▶ **EXERCISE MATERIAL**:
== == ==

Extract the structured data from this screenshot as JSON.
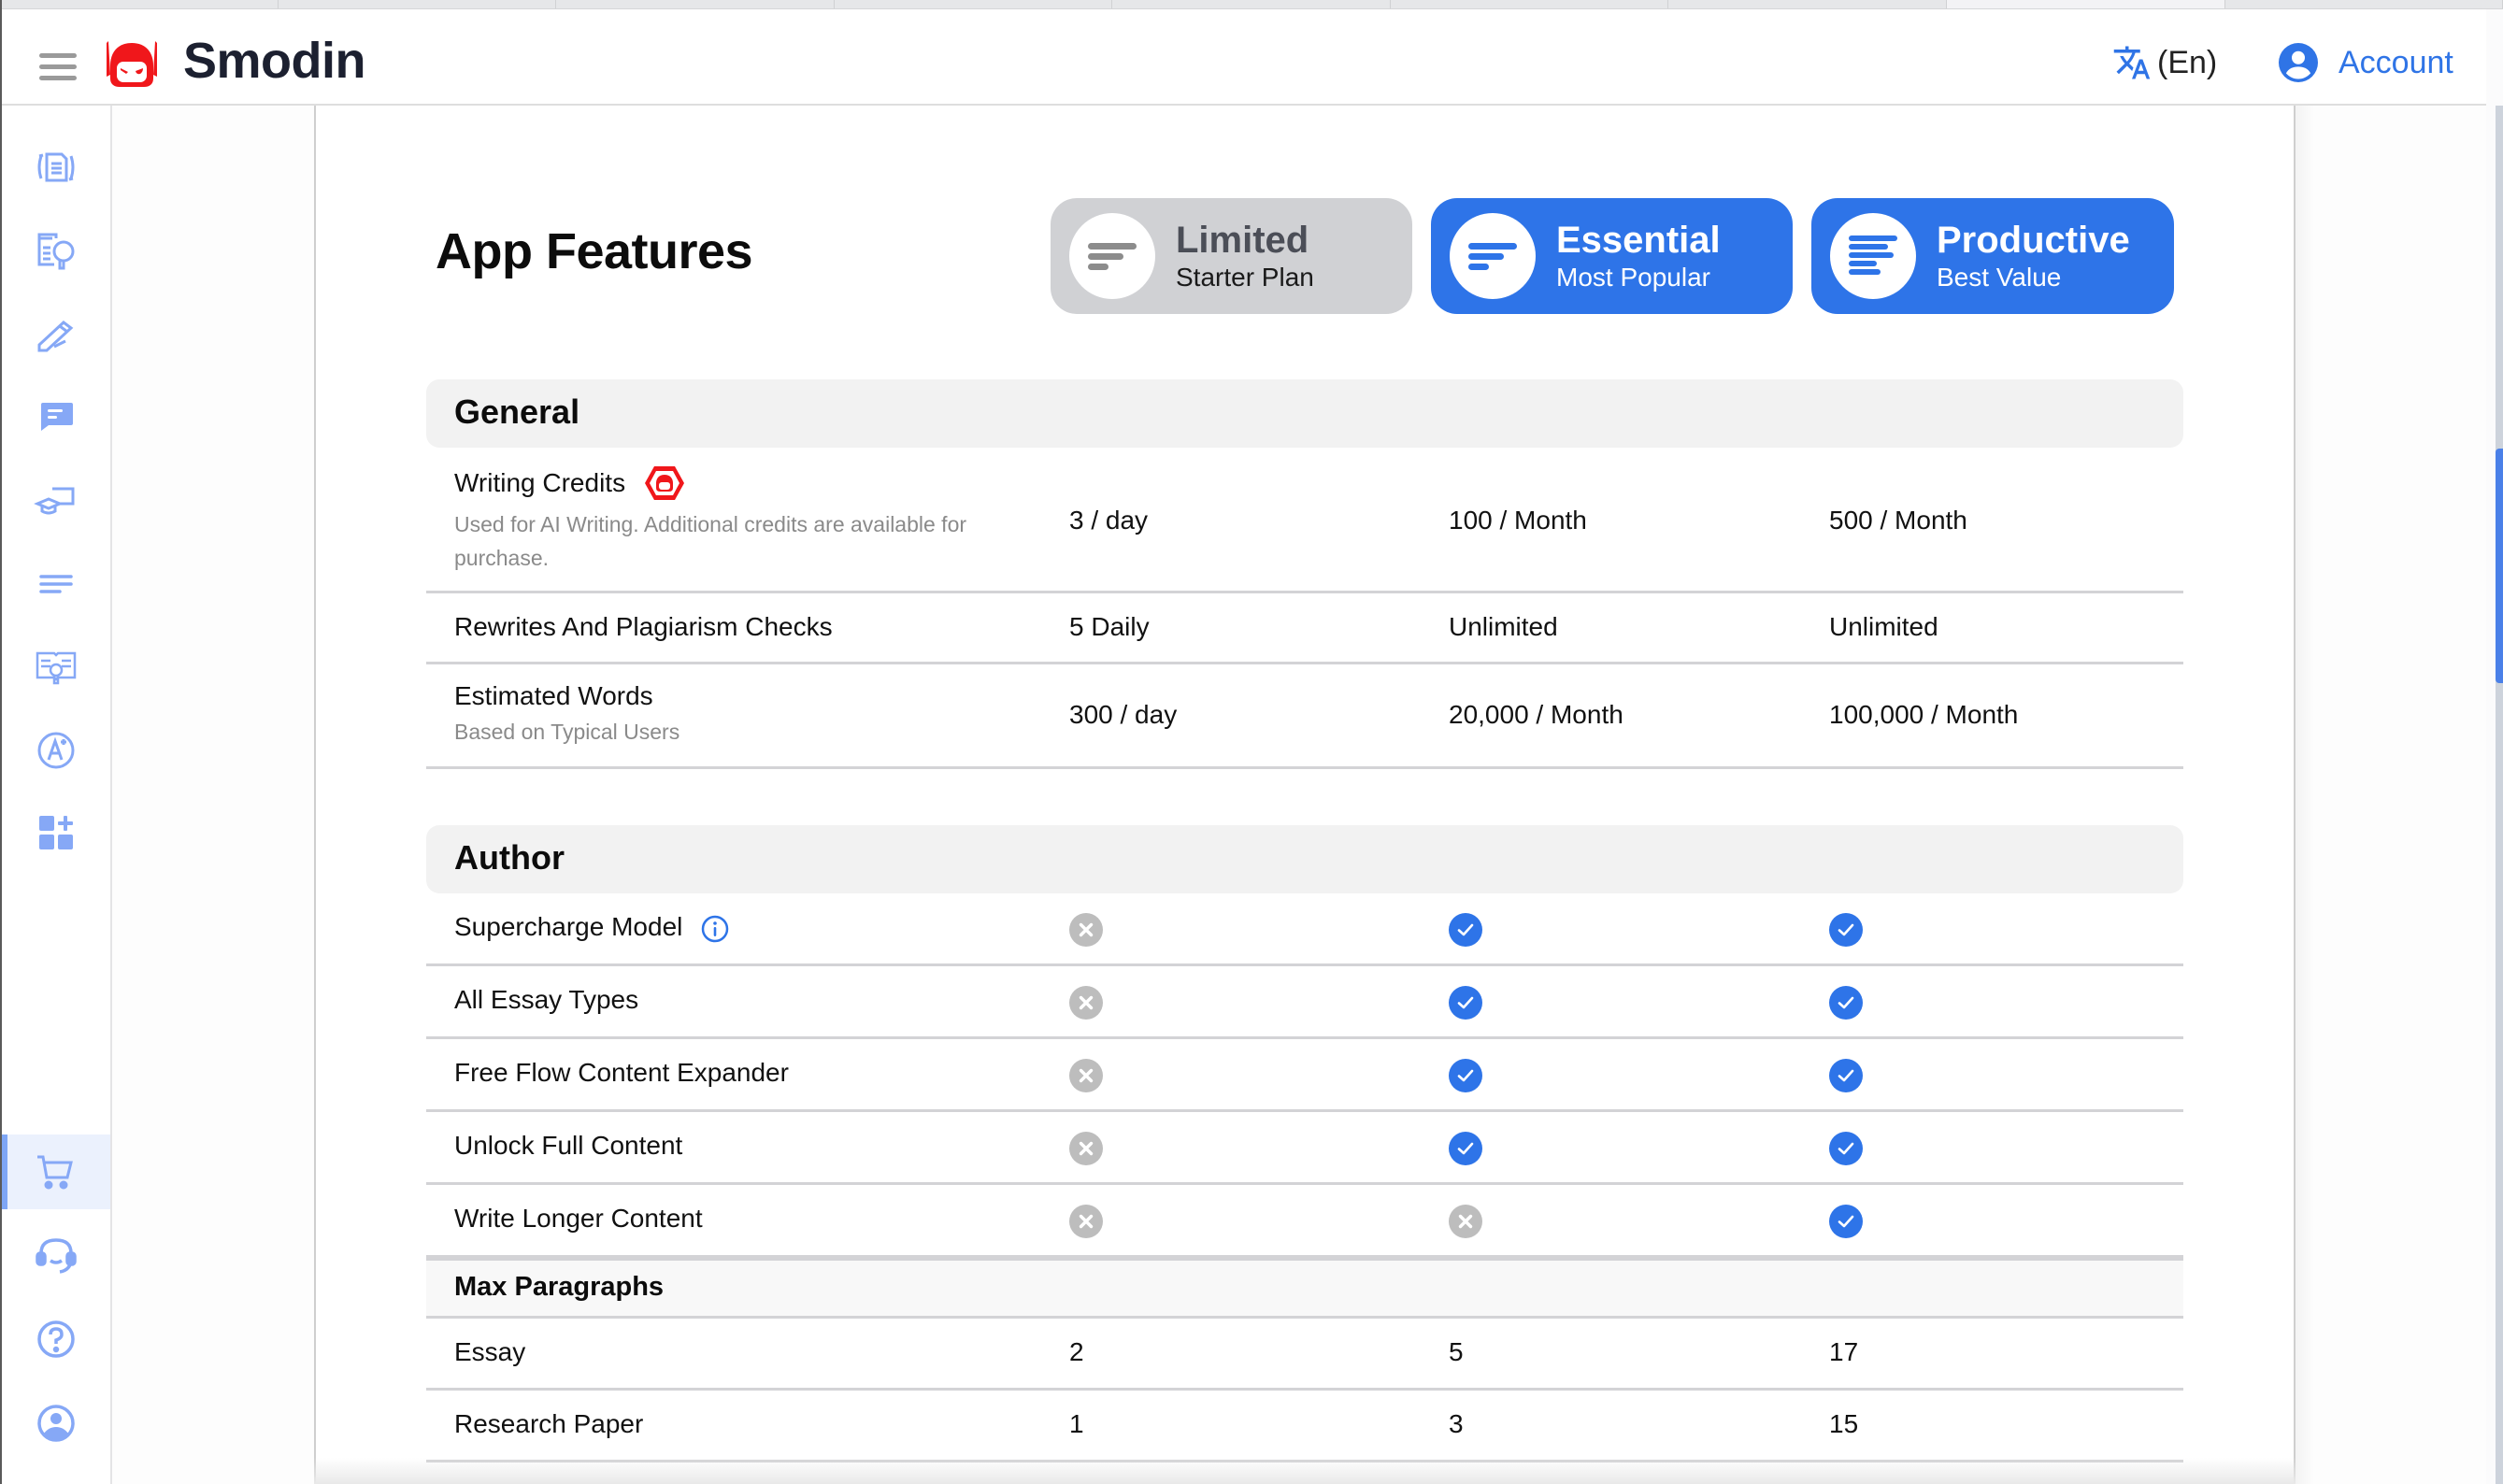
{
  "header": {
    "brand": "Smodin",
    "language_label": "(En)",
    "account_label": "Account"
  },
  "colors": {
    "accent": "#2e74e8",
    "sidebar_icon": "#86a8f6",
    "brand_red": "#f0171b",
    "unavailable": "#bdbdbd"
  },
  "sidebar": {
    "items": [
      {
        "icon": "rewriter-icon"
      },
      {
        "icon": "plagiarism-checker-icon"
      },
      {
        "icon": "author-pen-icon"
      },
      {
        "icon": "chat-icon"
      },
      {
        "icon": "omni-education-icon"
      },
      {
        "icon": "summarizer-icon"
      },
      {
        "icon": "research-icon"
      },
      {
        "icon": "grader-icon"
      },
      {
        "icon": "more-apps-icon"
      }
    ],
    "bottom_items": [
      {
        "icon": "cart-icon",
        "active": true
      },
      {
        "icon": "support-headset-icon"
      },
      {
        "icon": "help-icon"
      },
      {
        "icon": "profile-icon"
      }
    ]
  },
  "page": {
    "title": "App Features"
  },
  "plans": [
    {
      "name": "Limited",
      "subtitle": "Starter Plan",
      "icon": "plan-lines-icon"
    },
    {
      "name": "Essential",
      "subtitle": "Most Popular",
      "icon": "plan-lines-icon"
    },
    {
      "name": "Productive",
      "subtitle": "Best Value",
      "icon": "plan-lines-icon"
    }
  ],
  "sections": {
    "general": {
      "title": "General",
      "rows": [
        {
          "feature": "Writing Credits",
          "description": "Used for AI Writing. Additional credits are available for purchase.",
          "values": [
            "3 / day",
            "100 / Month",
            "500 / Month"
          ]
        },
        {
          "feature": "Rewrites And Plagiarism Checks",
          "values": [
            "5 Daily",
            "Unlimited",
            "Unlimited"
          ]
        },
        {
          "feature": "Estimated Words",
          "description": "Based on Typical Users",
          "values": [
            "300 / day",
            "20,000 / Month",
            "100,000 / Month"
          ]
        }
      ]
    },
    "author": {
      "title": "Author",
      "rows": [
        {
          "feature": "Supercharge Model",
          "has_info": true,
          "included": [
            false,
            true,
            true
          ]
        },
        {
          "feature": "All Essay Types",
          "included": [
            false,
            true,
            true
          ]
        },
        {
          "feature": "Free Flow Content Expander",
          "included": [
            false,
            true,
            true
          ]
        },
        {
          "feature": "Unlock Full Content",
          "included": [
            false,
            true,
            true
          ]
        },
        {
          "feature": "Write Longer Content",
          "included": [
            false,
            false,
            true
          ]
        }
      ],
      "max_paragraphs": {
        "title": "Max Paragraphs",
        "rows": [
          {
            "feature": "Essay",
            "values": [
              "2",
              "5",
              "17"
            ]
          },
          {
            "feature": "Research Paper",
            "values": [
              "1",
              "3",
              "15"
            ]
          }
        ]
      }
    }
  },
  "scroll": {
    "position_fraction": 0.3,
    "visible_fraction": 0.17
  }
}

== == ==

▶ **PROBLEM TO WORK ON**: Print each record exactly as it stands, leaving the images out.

▶ **ANSWER SPACE**:
Extract the structured data from this screenshot as JSON.
{
  "header": {
    "brand": "Smodin",
    "language_label": "(En)",
    "account_label": "Account"
  },
  "colors": {
    "accent": "#2e74e8",
    "sidebar_icon": "#86a8f6",
    "brand_red": "#f0171b",
    "unavailable": "#bdbdbd"
  },
  "sidebar": {
    "items": [
      {
        "icon": "rewriter-icon"
      },
      {
        "icon": "plagiarism-checker-icon"
      },
      {
        "icon": "author-pen-icon"
      },
      {
        "icon": "chat-icon"
      },
      {
        "icon": "omni-education-icon"
      },
      {
        "icon": "summarizer-icon"
      },
      {
        "icon": "research-icon"
      },
      {
        "icon": "grader-icon"
      },
      {
        "icon": "more-apps-icon"
      }
    ],
    "bottom_items": [
      {
        "icon": "cart-icon",
        "active": true
      },
      {
        "icon": "support-headset-icon"
      },
      {
        "icon": "help-icon"
      },
      {
        "icon": "profile-icon"
      }
    ]
  },
  "page": {
    "title": "App Features"
  },
  "plans": [
    {
      "name": "Limited",
      "subtitle": "Starter Plan",
      "icon": "plan-lines-icon"
    },
    {
      "name": "Essential",
      "subtitle": "Most Popular",
      "icon": "plan-lines-icon"
    },
    {
      "name": "Productive",
      "subtitle": "Best Value",
      "icon": "plan-lines-icon"
    }
  ],
  "sections": {
    "general": {
      "title": "General",
      "rows": [
        {
          "feature": "Writing Credits",
          "description": "Used for AI Writing. Additional credits are available for purchase.",
          "values": [
            "3 / day",
            "100 / Month",
            "500 / Month"
          ]
        },
        {
          "feature": "Rewrites And Plagiarism Checks",
          "values": [
            "5 Daily",
            "Unlimited",
            "Unlimited"
          ]
        },
        {
          "feature": "Estimated Words",
          "description": "Based on Typical Users",
          "values": [
            "300 / day",
            "20,000 / Month",
            "100,000 / Month"
          ]
        }
      ]
    },
    "author": {
      "title": "Author",
      "rows": [
        {
          "feature": "Supercharge Model",
          "has_info": true,
          "included": [
            false,
            true,
            true
          ]
        },
        {
          "feature": "All Essay Types",
          "included": [
            false,
            true,
            true
          ]
        },
        {
          "feature": "Free Flow Content Expander",
          "included": [
            false,
            true,
            true
          ]
        },
        {
          "feature": "Unlock Full Content",
          "included": [
            false,
            true,
            true
          ]
        },
        {
          "feature": "Write Longer Content",
          "included": [
            false,
            false,
            true
          ]
        }
      ],
      "max_paragraphs": {
        "title": "Max Paragraphs",
        "rows": [
          {
            "feature": "Essay",
            "values": [
              "2",
              "5",
              "17"
            ]
          },
          {
            "feature": "Research Paper",
            "values": [
              "1",
              "3",
              "15"
            ]
          }
        ]
      }
    }
  },
  "scroll": {
    "position_fraction": 0.3,
    "visible_fraction": 0.17
  }
}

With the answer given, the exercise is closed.